> MATERIAL FOR THE TASK
┏━━

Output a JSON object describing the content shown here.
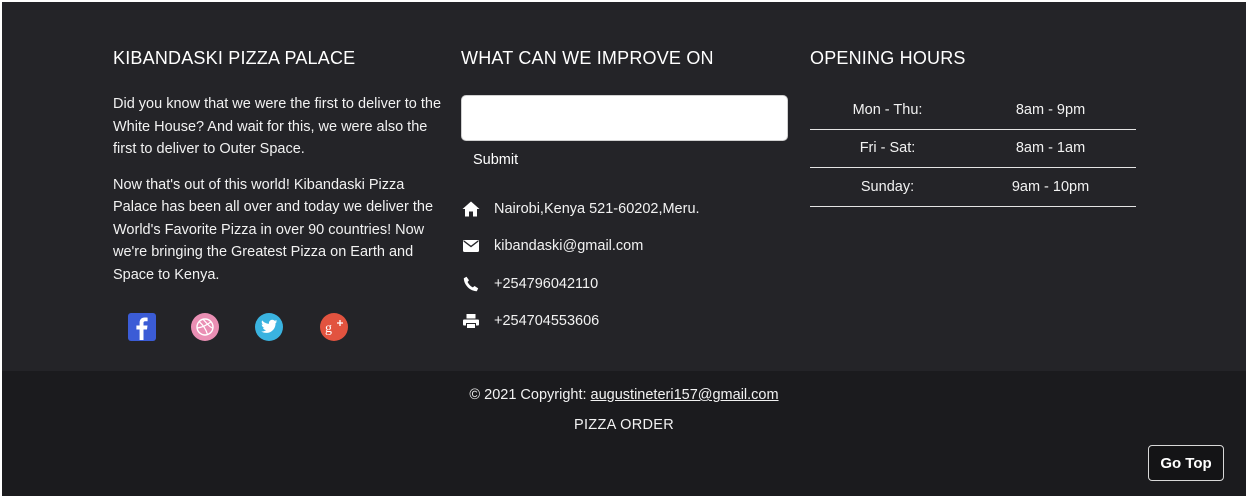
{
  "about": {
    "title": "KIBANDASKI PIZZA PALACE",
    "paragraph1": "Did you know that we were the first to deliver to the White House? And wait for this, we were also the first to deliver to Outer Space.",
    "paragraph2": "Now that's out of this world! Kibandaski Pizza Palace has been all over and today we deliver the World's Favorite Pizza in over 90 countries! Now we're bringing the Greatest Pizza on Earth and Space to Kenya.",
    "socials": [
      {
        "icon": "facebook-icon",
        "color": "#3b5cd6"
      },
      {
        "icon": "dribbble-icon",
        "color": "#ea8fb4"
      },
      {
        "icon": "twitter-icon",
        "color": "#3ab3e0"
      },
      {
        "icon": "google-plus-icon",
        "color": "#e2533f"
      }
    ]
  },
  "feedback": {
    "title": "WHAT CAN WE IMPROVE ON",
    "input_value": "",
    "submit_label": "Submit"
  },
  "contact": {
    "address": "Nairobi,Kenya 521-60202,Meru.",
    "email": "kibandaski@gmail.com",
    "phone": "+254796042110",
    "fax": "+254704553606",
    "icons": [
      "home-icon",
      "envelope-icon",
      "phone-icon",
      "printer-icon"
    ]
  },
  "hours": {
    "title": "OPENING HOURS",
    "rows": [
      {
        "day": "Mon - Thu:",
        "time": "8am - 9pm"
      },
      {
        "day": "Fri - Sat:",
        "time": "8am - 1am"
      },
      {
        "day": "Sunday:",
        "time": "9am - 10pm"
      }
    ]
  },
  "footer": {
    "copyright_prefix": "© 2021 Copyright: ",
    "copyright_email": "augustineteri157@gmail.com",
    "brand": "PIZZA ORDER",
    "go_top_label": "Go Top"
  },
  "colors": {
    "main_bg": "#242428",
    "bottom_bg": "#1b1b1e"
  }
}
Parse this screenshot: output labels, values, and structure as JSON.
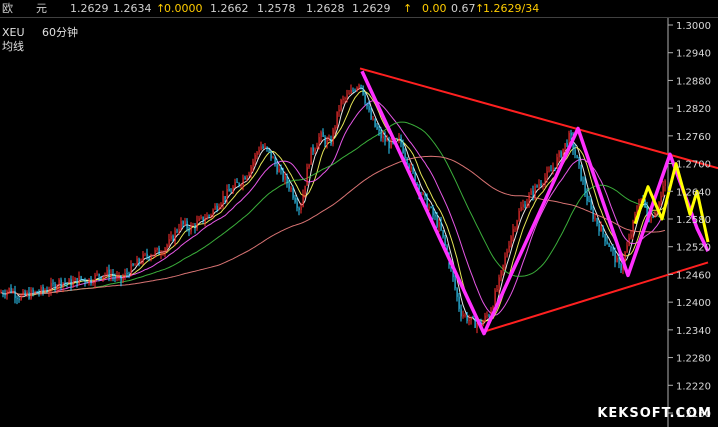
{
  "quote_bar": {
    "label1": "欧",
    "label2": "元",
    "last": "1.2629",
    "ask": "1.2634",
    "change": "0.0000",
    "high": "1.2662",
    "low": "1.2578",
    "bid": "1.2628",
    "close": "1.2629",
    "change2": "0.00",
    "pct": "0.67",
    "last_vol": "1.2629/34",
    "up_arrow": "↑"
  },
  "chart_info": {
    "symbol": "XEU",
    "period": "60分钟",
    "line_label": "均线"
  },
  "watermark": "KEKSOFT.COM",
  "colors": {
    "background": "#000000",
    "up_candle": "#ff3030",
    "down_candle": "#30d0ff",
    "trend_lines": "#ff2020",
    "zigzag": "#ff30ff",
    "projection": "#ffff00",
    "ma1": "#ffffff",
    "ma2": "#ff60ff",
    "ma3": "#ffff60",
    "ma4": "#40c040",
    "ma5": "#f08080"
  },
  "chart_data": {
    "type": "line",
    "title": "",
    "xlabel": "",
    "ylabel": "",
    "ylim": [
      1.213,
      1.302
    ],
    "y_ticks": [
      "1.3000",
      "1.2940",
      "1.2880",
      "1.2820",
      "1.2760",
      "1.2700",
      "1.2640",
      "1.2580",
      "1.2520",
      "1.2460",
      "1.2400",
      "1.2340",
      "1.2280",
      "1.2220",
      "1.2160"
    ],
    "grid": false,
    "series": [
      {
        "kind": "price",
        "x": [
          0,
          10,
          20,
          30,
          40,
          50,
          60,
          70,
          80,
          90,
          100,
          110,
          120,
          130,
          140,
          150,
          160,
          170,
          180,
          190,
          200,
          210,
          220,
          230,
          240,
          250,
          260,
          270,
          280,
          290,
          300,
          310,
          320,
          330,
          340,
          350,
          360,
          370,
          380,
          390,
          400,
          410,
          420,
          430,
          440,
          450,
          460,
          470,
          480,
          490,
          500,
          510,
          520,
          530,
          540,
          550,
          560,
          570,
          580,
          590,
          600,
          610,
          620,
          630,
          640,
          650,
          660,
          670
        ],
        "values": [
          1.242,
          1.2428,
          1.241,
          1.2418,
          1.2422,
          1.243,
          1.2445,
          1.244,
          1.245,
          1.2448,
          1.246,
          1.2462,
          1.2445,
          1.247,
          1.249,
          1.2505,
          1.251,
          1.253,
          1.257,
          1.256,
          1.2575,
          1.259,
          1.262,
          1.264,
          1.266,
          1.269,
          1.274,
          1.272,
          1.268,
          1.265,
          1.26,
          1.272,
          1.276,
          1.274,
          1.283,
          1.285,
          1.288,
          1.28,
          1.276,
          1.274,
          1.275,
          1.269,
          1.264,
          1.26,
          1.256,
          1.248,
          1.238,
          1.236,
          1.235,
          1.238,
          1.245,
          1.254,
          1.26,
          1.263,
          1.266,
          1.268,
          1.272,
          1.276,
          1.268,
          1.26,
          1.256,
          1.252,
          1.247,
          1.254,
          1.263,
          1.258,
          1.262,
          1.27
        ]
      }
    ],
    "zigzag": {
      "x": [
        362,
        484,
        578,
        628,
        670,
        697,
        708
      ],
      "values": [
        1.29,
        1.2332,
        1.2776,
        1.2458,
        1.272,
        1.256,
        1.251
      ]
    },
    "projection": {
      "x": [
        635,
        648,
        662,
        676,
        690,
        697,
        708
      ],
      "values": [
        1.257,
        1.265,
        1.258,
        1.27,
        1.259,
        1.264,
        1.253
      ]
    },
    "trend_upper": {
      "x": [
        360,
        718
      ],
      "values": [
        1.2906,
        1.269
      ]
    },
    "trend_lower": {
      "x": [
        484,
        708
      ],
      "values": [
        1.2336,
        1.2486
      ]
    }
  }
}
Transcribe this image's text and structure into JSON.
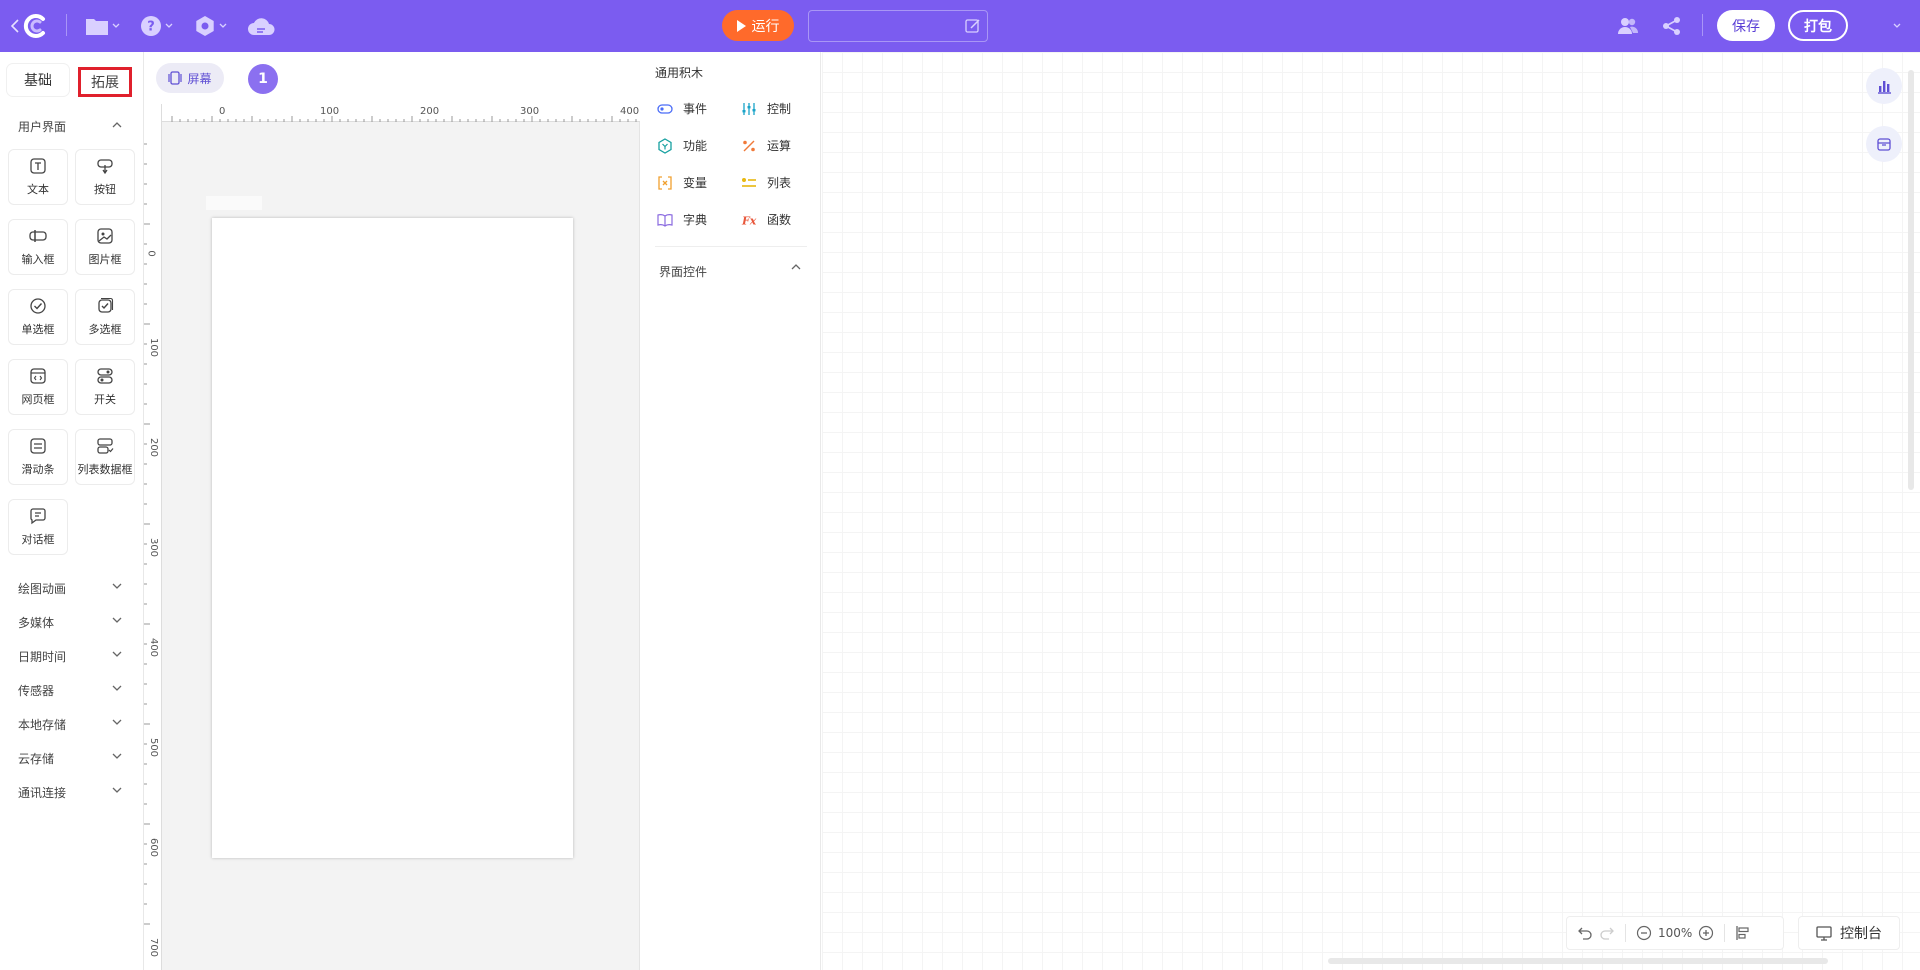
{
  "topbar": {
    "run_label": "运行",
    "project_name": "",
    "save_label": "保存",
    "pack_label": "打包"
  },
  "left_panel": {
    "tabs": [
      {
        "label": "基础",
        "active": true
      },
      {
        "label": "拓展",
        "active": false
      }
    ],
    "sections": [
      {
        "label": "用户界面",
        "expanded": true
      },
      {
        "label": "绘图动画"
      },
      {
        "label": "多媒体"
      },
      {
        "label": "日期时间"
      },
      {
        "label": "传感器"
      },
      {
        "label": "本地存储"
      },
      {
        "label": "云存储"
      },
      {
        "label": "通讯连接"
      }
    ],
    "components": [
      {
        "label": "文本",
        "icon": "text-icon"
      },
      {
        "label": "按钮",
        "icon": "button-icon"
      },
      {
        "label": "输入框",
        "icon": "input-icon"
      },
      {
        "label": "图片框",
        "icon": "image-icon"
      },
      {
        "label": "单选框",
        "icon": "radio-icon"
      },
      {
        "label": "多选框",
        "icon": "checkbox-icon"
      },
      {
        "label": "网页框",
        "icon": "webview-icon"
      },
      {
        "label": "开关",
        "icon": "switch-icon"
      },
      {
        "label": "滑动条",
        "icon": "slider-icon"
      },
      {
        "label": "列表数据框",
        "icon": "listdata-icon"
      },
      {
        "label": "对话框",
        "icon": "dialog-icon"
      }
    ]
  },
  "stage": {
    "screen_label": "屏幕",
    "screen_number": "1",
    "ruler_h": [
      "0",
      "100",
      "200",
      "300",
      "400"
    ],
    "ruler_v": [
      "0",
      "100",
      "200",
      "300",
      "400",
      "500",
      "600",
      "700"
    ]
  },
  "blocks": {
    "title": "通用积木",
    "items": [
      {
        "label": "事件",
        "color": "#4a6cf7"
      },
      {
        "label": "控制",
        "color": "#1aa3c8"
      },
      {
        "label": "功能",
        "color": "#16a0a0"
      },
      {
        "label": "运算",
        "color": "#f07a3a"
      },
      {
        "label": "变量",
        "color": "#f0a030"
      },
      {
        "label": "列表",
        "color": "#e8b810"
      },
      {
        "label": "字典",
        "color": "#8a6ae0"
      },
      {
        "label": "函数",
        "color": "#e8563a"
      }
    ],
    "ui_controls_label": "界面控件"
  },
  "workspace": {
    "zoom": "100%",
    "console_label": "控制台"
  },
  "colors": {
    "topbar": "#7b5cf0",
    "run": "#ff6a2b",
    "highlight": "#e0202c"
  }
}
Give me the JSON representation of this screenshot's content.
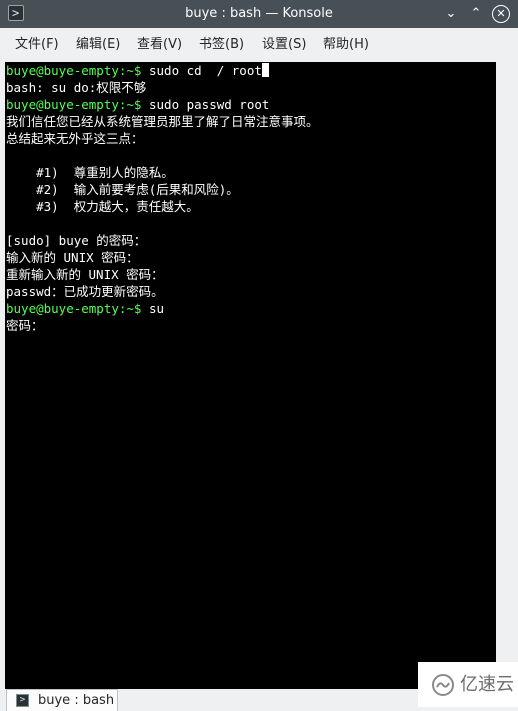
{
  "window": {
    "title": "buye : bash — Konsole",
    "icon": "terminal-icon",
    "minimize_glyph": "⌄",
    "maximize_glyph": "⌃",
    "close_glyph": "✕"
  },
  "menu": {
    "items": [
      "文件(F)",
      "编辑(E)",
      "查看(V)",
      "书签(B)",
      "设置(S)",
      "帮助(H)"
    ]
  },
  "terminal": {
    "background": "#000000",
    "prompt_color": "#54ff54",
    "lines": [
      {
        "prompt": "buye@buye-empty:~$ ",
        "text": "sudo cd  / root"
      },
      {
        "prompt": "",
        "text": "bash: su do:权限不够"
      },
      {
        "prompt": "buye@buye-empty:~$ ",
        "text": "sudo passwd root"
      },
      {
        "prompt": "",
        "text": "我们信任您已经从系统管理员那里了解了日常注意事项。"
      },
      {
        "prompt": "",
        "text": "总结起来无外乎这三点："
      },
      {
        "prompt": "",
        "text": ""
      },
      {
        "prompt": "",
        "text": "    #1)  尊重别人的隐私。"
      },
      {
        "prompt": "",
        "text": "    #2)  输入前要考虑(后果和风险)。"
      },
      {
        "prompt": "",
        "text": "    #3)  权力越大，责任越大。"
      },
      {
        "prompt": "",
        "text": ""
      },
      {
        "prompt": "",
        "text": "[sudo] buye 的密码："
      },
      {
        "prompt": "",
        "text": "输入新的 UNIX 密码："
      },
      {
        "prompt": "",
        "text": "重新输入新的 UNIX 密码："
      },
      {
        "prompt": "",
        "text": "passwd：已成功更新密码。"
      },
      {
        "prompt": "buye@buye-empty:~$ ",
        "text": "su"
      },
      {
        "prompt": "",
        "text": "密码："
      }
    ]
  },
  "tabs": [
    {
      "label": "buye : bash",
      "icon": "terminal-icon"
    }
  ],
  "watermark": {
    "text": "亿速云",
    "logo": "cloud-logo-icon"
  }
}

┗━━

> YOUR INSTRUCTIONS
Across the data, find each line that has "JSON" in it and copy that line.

> WORKED SOLUTION
Output a JSON object describing the content shown here.
Parse this screenshot: output labels, values, and structure as JSON.
Transcribe this image's text and structure into JSON.
Give me the JSON representation of this screenshot's content.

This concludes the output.